-- Opening Marker --

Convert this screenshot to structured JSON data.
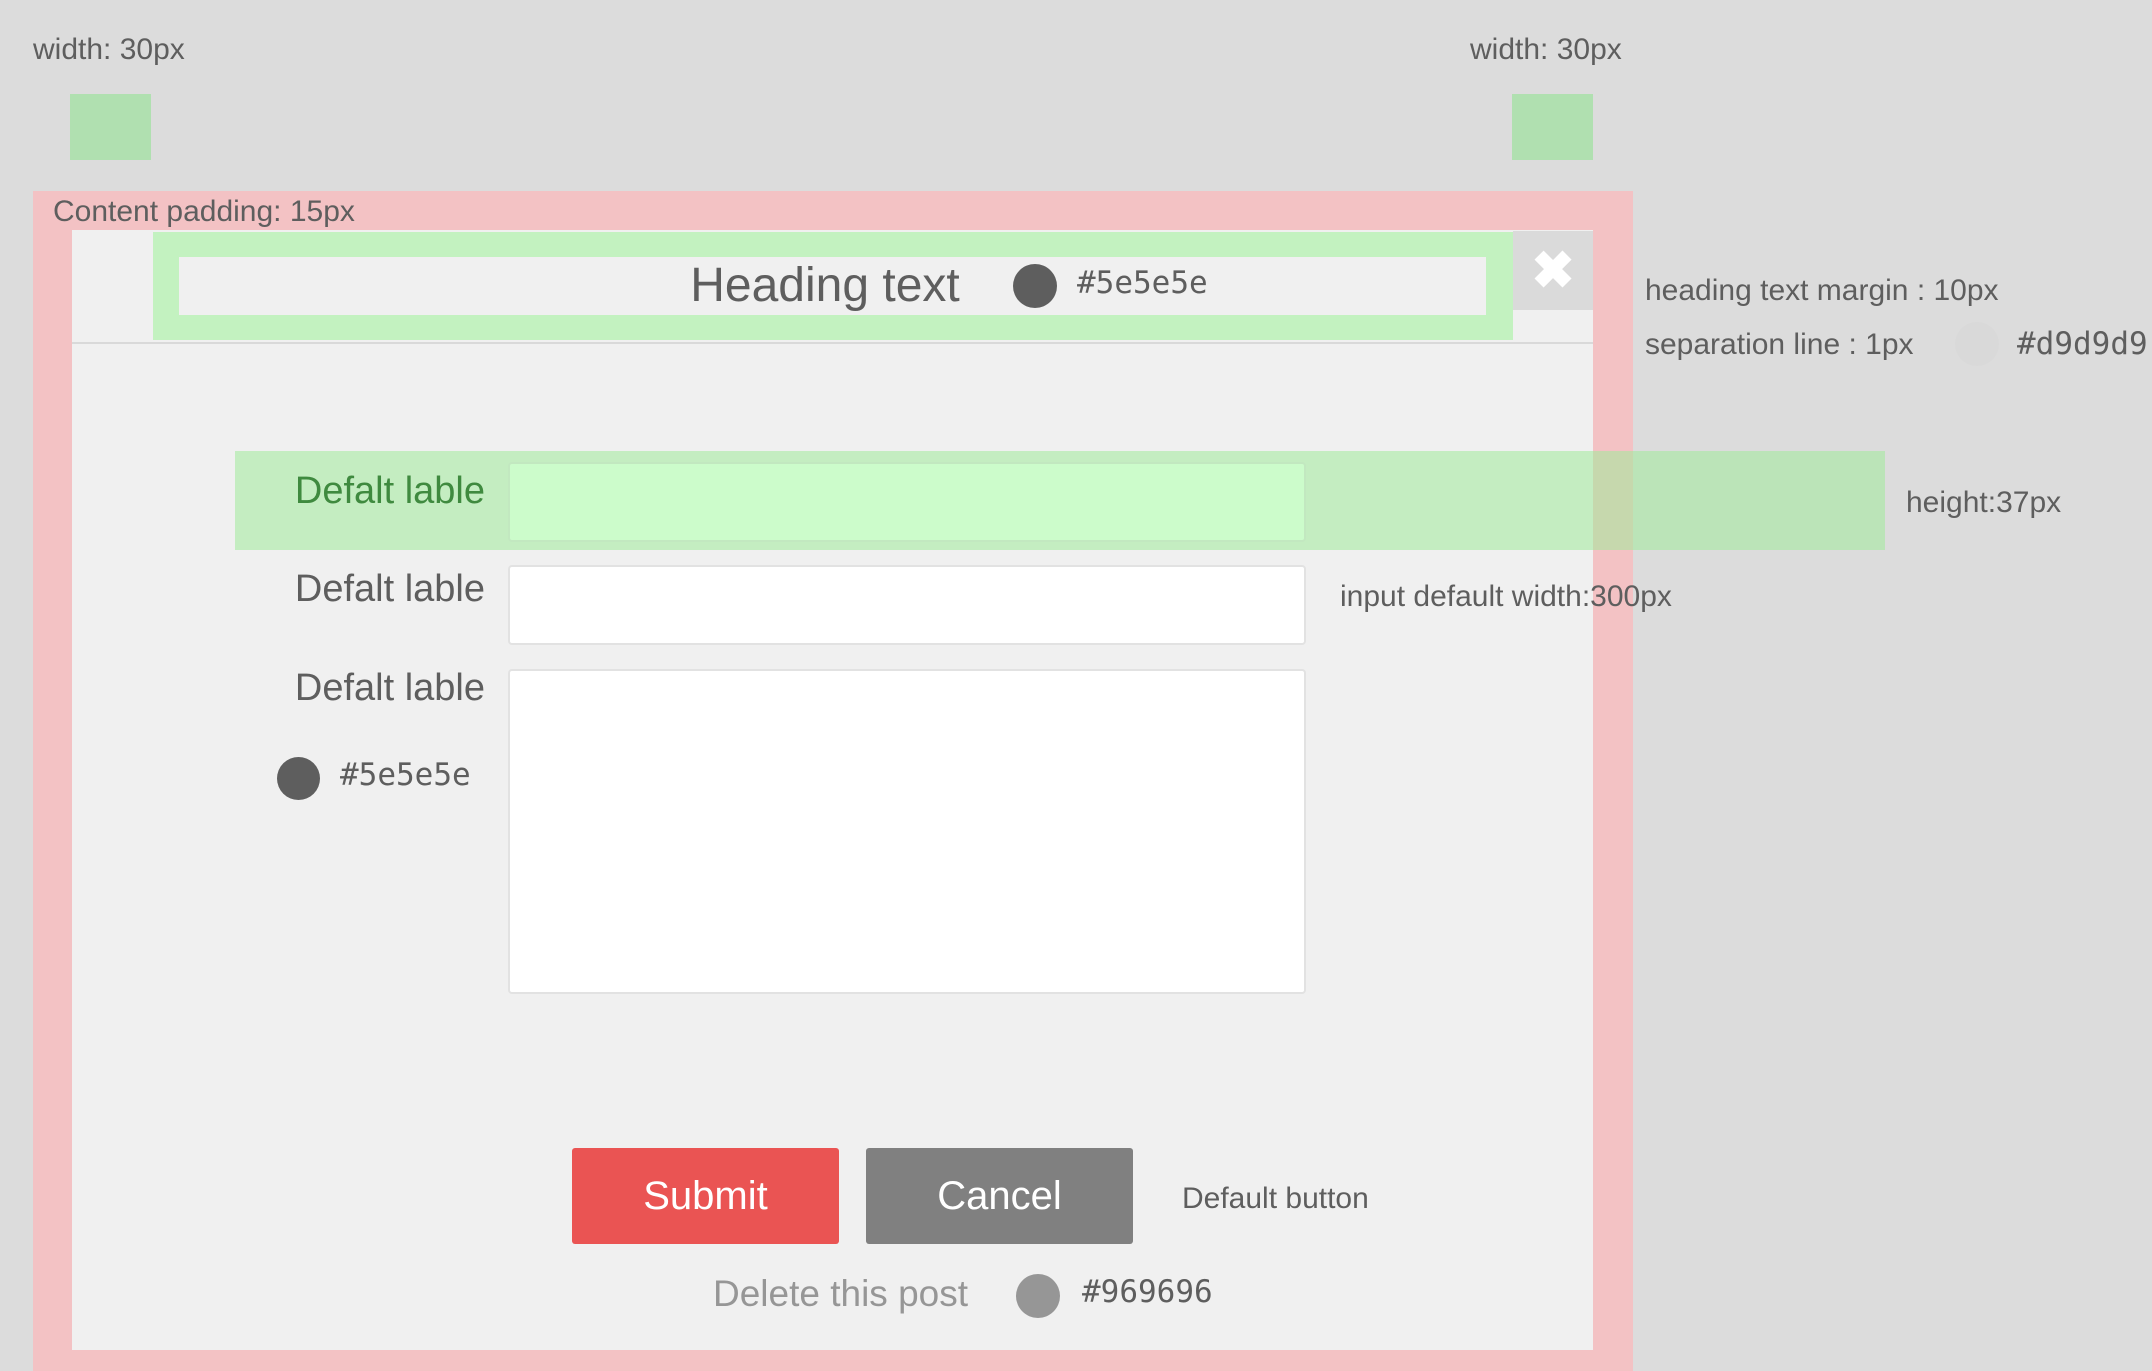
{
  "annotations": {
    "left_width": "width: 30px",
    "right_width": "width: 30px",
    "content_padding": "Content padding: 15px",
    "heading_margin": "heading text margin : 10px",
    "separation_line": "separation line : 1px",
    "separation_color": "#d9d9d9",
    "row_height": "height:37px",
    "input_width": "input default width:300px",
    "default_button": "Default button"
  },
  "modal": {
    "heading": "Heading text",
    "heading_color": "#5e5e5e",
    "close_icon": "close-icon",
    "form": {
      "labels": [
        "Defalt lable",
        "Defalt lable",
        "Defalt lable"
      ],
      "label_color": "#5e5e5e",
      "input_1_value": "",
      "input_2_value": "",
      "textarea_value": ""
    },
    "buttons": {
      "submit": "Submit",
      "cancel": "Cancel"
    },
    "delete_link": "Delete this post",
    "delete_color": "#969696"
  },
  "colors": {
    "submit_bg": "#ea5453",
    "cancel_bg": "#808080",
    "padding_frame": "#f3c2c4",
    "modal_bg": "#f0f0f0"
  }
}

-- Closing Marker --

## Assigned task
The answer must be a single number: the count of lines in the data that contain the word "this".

## Answer space
2